> [WHAT THIS TASK INVOLVES] Restate the entries word for word, omitting nothing.

BEGIN RECORDS SHOWN

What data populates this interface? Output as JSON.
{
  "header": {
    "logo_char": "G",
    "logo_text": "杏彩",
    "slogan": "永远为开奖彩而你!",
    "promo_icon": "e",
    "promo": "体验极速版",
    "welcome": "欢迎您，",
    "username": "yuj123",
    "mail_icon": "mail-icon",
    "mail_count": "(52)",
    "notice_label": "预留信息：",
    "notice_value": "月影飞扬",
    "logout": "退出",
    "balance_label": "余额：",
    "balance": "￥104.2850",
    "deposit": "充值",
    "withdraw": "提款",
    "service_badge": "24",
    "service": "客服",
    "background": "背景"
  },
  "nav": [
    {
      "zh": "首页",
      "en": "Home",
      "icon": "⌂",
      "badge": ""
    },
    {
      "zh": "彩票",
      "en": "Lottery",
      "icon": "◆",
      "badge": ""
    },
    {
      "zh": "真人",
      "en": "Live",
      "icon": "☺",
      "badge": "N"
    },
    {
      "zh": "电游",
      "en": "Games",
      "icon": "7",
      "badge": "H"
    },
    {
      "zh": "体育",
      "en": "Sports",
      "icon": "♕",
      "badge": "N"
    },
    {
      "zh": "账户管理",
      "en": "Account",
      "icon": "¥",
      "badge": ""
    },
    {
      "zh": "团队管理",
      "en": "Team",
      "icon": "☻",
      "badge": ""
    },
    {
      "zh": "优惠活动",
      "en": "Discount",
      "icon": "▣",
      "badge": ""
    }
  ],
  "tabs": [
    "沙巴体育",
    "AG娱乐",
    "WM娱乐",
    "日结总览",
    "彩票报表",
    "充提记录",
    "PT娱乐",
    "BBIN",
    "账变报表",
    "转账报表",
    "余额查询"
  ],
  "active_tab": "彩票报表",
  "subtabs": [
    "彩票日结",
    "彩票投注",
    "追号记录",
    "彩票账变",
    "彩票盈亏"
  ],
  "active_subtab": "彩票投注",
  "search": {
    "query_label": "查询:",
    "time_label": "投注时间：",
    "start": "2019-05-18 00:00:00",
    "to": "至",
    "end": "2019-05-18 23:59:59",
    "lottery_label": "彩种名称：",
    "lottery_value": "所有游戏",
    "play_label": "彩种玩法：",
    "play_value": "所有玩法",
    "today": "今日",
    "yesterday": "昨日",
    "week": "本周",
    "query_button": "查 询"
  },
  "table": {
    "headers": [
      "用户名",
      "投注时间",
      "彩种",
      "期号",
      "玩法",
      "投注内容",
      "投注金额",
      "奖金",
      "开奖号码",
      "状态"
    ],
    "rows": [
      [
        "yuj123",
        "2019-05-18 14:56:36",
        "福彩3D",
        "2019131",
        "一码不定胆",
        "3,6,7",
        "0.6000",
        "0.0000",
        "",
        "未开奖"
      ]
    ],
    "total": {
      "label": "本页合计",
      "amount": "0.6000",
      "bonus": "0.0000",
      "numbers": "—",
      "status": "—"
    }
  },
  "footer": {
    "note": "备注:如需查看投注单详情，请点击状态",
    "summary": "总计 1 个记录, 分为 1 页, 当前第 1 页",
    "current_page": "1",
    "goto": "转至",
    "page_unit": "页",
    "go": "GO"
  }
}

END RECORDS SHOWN

> [WRITTEN RESPONSE]
What data populates this interface? Output as JSON.
{
  "header": {
    "logo_char": "G",
    "logo_text": "杏彩",
    "slogan": "永远为开奖彩而你!",
    "promo_icon": "e",
    "promo": "体验极速版",
    "welcome": "欢迎您，",
    "username": "yuj123",
    "mail_icon": "mail-icon",
    "mail_count": "(52)",
    "notice_label": "预留信息：",
    "notice_value": "月影飞扬",
    "logout": "退出",
    "balance_label": "余额：",
    "balance": "￥104.2850",
    "deposit": "充值",
    "withdraw": "提款",
    "service_badge": "24",
    "service": "客服",
    "background": "背景"
  },
  "nav": [
    {
      "zh": "首页",
      "en": "Home",
      "icon": "⌂",
      "badge": ""
    },
    {
      "zh": "彩票",
      "en": "Lottery",
      "icon": "◆",
      "badge": ""
    },
    {
      "zh": "真人",
      "en": "Live",
      "icon": "☺",
      "badge": "N"
    },
    {
      "zh": "电游",
      "en": "Games",
      "icon": "7",
      "badge": "H"
    },
    {
      "zh": "体育",
      "en": "Sports",
      "icon": "♕",
      "badge": "N"
    },
    {
      "zh": "账户管理",
      "en": "Account",
      "icon": "¥",
      "badge": ""
    },
    {
      "zh": "团队管理",
      "en": "Team",
      "icon": "☻",
      "badge": ""
    },
    {
      "zh": "优惠活动",
      "en": "Discount",
      "icon": "▣",
      "badge": ""
    }
  ],
  "tabs": [
    "沙巴体育",
    "AG娱乐",
    "WM娱乐",
    "日结总览",
    "彩票报表",
    "充提记录",
    "PT娱乐",
    "BBIN",
    "账变报表",
    "转账报表",
    "余额查询"
  ],
  "active_tab": "彩票报表",
  "subtabs": [
    "彩票日结",
    "彩票投注",
    "追号记录",
    "彩票账变",
    "彩票盈亏"
  ],
  "active_subtab": "彩票投注",
  "search": {
    "query_label": "查询:",
    "time_label": "投注时间：",
    "start": "2019-05-18 00:00:00",
    "to": "至",
    "end": "2019-05-18 23:59:59",
    "lottery_label": "彩种名称：",
    "lottery_value": "所有游戏",
    "play_label": "彩种玩法：",
    "play_value": "所有玩法",
    "today": "今日",
    "yesterday": "昨日",
    "week": "本周",
    "query_button": "查 询"
  },
  "table": {
    "headers": [
      "用户名",
      "投注时间",
      "彩种",
      "期号",
      "玩法",
      "投注内容",
      "投注金额",
      "奖金",
      "开奖号码",
      "状态"
    ],
    "rows": [
      [
        "yuj123",
        "2019-05-18 14:56:36",
        "福彩3D",
        "2019131",
        "一码不定胆",
        "3,6,7",
        "0.6000",
        "0.0000",
        "",
        "未开奖"
      ]
    ],
    "total": {
      "label": "本页合计",
      "amount": "0.6000",
      "bonus": "0.0000",
      "numbers": "—",
      "status": "—"
    }
  },
  "footer": {
    "note": "备注:如需查看投注单详情，请点击状态",
    "summary": "总计 1 个记录, 分为 1 页, 当前第 1 页",
    "current_page": "1",
    "goto": "转至",
    "page_unit": "页",
    "go": "GO"
  }
}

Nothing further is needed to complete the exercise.